A white conservative candidate for Cincinnati Public Schools board was accused by a current board member of trying to mislead voters about his race.
Steve Megerle, who’s running in a nonpartisan special election for a two-year term on the school board, pushed out a campaign ad showing a black couple and three children, with the caption, “protecting taxpayers,” reported the Cincinnati Enquirer.
“This is wrong,” wrote school board member Mike Moroski on Twitter. “Megerle is a white guy pretending to be black to get votes.”
Megerle denied the allegation as “nonsense,” saying it was a “partisan attack.”
The Tea Party conservative previously served a decade ago as a city commissioner in nearby Covington, Kentucky, but pleaded guilty to violating campaign finance restrictions and failure to identify campaign contributors and advertisers for a series of controversial ads.
A Kenton County judge said those ads were intended to “stoke the fires of bigotry” against LGBT people.
Those misdemeanor charges have been expunged from Megerle’s record, and he later served as chief of staff to Cincinnati city councilman Jeff Pastor.
Megerle has proposed using community block grant funding for down payments on houses for black teachers to attract more of them to the school district, and he also hopes to partner with historically black colleges and universities to offer signing bonuses to black teachers.
“Seventy percent of the students in our failing Cincinnati Public Schools are African-American,” Megerle said. “I am running so the children can have a chance to succeed and rise out of poverty.”

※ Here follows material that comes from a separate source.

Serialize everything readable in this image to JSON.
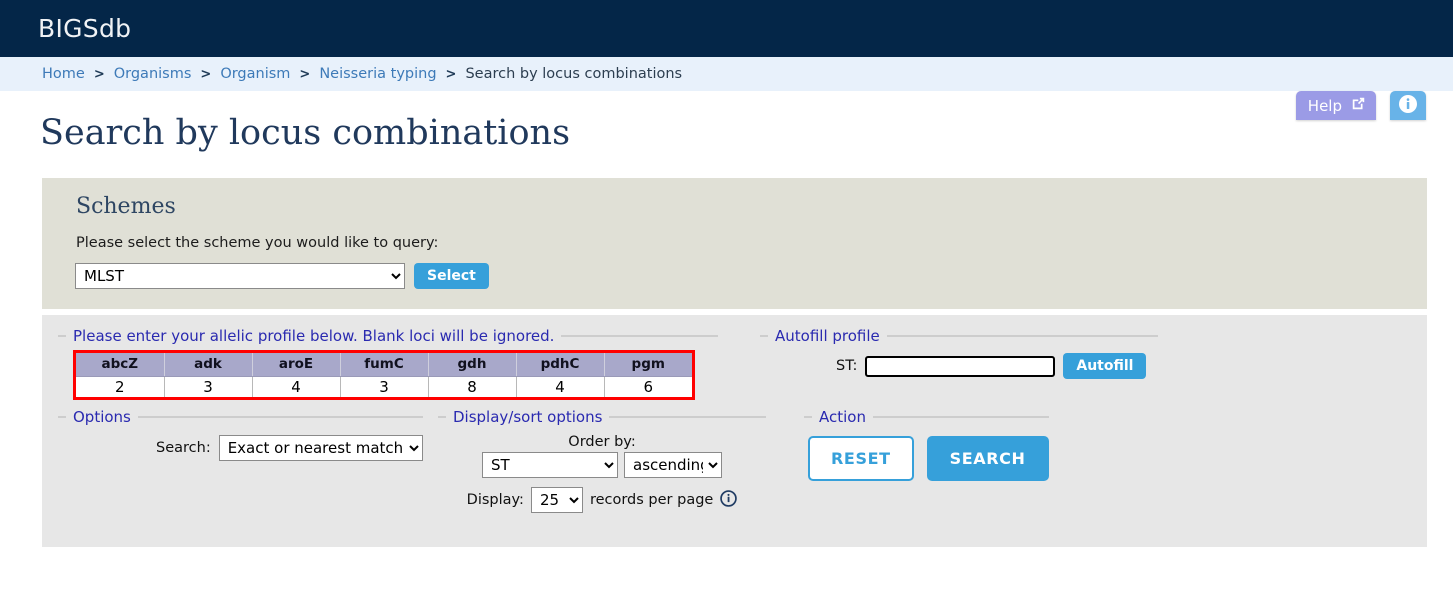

City council members condemned Megerle’s campaign and his advertising.
“The actual candidate is a joke of a Conservative who used to work at City Hall,” said city councilwoman Tamaya Dennard. “Don’t be deceived… I think inclusive ads are great but that isn’t what is happening here. He’s trying to deceive people.”
City councilman Chris Seelbach called the ad “disgusting” and misleading — but said he was not surprised.
“He’s a Trump-supporting, Tea Party loving conservative Republican,” Seelbach wrote on Facebook. “But even more…HE’S A WHITE MAN! Don’t be confused.”
Megerle’s campaign website features a photo of himself, but does not mention his tenure on the Covington city commission and does not specify that he worked for the controversial Pastor — who was accused of attempting to buy votes before the 2017 election.
“It’s sad that partisan city councilmembers and a school board member are obsessed with tales of the past because I am focused on taking our schools from failing to first,” Megerle told the Enquirer. “My priorities will always be fighting for students, parents, and taxpayers.”